Being the provost at Iowa, Loh definitely had intimate knowledge of the financial and academic benefits of going to a CIC conference. I knew Loh was a smart guy, but I didn’t think he knew a thing about the athletics aspect of collegiate institutions. Turns out, he might have known a lot about both, and how nowadays it’s much more a business than anything else, as this move was very much about business. Obviously people were going to have strong feelings about the switch, and Loh working behind doors with other Big Ten guys to get this deal done as quickly as possible, ensured that not much could be done about it.
- Maryland’s home stadium might not always be Byrd:
"“The opportunity for us to play Maryland in RFK Stadium, the opportunity for us to get a foothold there is very important."

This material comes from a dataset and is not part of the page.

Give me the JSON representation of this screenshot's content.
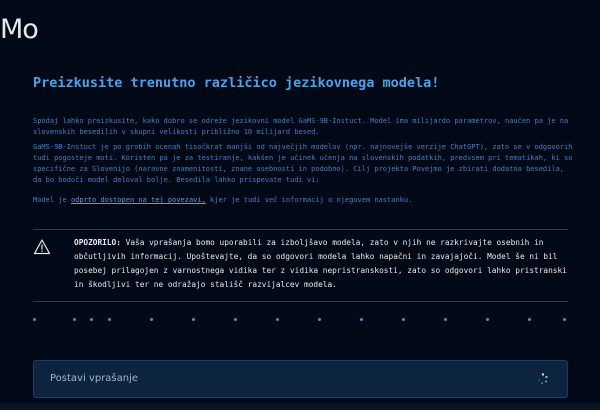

This one was just as interesting, for a number of reasons. First, I’m not sure if Gee is senile or not, but he may have confused RFK Stadium with FedEx Field. One venue is old and decrepit but has a very good location as it’s based squarely in Washington, D.C., but the other is massive and much nicer, yet it’s location is less than desirable.
Either way, I think this pretty much assures that when certain teams (like Ohio State and Michigan) come to town, the location the game takes place in almost certainly won’t be Byrd. Part of the agreement probably mean that some sacrifices had to be made on the Maryland side of things, and that includes switching the game to a location where a lot more fans can be in attendance, and one that allows for maximum exposure to the D.C. market. This also means those luxury boxes that Debbie Yow saddled the Terps with aren’t going to be used nearly as much.
- The Big Ten wants to accommodate Maryland and Rugters as much as possible:
"“The truth of the matter is, is that the Big Ten, in our footprint, had about a 1% growth factor in terms of population. We had to get back into a population area or else we were going to lose our ability to compete. So that’s what we did. Welcome to the Big Ten, Maryland and Rutgers.”"
This one is what makes me optimistic more than anything else about Maryland’s future. Because the success of the DMV television market is such an integral part in the future of the Big Ten Network (and the Big Ten), you have to believe that Jim Delaney will be doing everything in his power to help the Terps succeed. That’s a big change from the ACC days, where Maryland would routinely get the short end of the stick in favor of the North Carolina conglomerate.
With the Big Ten hitching their growth wagon to Maryland and Rugters, it’s clear that they are going to be getting a lot of help both financially, and on the schedule. As evidenced by the 2014 football schedule that was announced, you have to like the future if you’re a Maryland Terrapin.
Bottom line, Gee might be fired for his comments that he made, but I sure appreciate the insight!